Submitted: 11-06-2000 by cedarcanoe
My Shearwater is the Expedition Kevlar layup, with cherry trim all around, sliding seat, and kneeling pads. I paddled 9 different solo boats before I bought a Shearwater. I also read many reviews here and in print. Why the Shearwater? It does many things well: it has the glide and efficiency of a long cruiser, with the turning agility of a much shorter boat. The initial stability is much less tender than it's sibling design--the Osprey. Yet it doesn't trade away secondary stability to achieve it's calm initial demeanor. It can be leaned well over without losing poise. In most canoes I paddled it was immediately obvious what the compromises were: the Curtis Tripper tracks very straight and glides well, but is tough to turn; the Bell Wildfire turns on a dime, but is harder to keep on course and has much less glide. When paddling a Shearwater the compromises are not intrusive. There is no constant reminder of something it can't do well, which I did experience noticably in some other canoes. John Winter's masterful blend in the Shearwater makes it a pleasure to paddle under a variety of conditions.
The one obvious compromise is only apparent out of the water...being 16'+ the Shearwater tips the scales at 45+ lbs.. It is at the heavier end of solo boat options.
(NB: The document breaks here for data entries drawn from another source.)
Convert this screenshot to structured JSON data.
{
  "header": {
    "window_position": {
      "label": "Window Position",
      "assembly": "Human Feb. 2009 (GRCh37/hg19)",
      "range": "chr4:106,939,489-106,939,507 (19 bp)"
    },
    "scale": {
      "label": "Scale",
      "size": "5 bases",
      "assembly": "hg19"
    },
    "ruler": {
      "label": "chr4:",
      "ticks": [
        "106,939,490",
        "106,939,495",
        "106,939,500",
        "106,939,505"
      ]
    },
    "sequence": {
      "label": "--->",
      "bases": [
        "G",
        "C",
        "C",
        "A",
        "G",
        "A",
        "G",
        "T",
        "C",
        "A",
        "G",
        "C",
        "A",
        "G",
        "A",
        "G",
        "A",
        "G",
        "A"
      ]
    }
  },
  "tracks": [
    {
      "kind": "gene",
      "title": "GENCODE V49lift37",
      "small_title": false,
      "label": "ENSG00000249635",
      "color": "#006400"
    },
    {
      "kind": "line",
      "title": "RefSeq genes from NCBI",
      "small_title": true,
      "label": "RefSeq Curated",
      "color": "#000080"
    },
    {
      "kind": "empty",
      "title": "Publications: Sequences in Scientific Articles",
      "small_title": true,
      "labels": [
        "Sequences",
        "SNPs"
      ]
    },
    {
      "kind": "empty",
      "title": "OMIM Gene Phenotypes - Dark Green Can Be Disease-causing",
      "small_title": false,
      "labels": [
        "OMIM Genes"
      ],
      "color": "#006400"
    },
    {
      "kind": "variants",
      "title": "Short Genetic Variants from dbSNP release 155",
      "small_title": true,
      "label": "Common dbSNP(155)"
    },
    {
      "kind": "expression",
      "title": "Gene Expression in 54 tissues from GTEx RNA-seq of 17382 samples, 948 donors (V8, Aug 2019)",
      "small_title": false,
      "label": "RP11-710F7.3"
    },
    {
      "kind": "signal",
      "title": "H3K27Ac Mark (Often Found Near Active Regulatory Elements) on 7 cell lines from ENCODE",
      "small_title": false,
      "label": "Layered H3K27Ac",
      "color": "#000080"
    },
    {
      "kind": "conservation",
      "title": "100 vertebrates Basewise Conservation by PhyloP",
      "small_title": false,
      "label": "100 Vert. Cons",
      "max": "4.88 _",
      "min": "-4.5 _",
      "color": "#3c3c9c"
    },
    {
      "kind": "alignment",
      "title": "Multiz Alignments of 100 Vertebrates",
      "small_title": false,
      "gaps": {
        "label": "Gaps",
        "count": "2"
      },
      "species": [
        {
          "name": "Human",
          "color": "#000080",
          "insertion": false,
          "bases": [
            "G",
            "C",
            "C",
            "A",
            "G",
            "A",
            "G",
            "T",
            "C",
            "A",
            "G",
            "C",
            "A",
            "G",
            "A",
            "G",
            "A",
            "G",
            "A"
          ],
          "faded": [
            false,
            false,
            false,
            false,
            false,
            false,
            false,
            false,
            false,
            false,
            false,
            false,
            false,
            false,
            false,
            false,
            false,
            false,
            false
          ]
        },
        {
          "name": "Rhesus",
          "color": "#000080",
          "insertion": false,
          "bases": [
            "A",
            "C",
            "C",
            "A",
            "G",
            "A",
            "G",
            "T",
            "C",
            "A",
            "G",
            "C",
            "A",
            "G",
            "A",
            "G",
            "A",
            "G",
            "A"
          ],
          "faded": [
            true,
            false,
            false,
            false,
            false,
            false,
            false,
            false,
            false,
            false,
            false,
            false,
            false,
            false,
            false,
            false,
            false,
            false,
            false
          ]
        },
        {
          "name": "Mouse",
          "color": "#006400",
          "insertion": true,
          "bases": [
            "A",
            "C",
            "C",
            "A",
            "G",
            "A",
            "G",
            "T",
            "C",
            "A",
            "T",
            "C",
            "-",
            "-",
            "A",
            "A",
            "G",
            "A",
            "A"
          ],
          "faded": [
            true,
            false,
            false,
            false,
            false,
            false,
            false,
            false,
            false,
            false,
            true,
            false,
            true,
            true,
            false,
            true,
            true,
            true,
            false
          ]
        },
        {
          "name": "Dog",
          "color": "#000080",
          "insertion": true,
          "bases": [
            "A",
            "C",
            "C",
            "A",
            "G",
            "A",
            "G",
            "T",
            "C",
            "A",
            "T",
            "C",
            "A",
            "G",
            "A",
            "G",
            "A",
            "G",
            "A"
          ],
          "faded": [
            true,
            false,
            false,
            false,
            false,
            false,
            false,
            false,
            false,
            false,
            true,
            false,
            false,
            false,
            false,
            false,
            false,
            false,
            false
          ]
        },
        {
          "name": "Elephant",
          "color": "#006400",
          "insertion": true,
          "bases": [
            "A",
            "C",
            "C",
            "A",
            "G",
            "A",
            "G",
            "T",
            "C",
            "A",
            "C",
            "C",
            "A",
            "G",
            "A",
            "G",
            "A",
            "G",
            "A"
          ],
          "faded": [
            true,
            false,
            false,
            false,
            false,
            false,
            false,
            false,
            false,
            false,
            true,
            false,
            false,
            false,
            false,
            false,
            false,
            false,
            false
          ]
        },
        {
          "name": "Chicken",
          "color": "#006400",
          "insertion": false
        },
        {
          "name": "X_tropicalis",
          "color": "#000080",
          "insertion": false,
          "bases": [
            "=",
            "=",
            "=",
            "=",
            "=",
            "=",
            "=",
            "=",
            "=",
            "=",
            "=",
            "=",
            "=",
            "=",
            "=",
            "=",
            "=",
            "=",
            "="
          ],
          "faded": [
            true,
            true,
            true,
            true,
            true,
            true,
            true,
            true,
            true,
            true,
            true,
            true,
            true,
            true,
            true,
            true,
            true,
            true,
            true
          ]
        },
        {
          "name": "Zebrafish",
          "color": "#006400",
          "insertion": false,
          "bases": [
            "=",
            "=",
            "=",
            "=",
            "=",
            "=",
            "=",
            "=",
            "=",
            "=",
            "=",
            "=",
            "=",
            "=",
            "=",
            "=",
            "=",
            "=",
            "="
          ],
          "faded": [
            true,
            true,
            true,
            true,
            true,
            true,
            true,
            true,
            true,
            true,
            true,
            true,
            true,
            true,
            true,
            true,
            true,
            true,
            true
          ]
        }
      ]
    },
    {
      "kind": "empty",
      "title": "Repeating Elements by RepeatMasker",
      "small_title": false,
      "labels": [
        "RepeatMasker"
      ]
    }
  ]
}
But I'll gladly shoulder the extra few pounds to the water's edge, for the pleasure it serves up in abundance when paddled.
In my ranking criteria only the Bell Magic came in higher. Finding a meticulously maintained used Shearwater for 40% of new cost made the Shearwater a hands down winner! Many thanks to patient dealers, generous friends, and the reviews of other paddling.net readers. I'm loving it!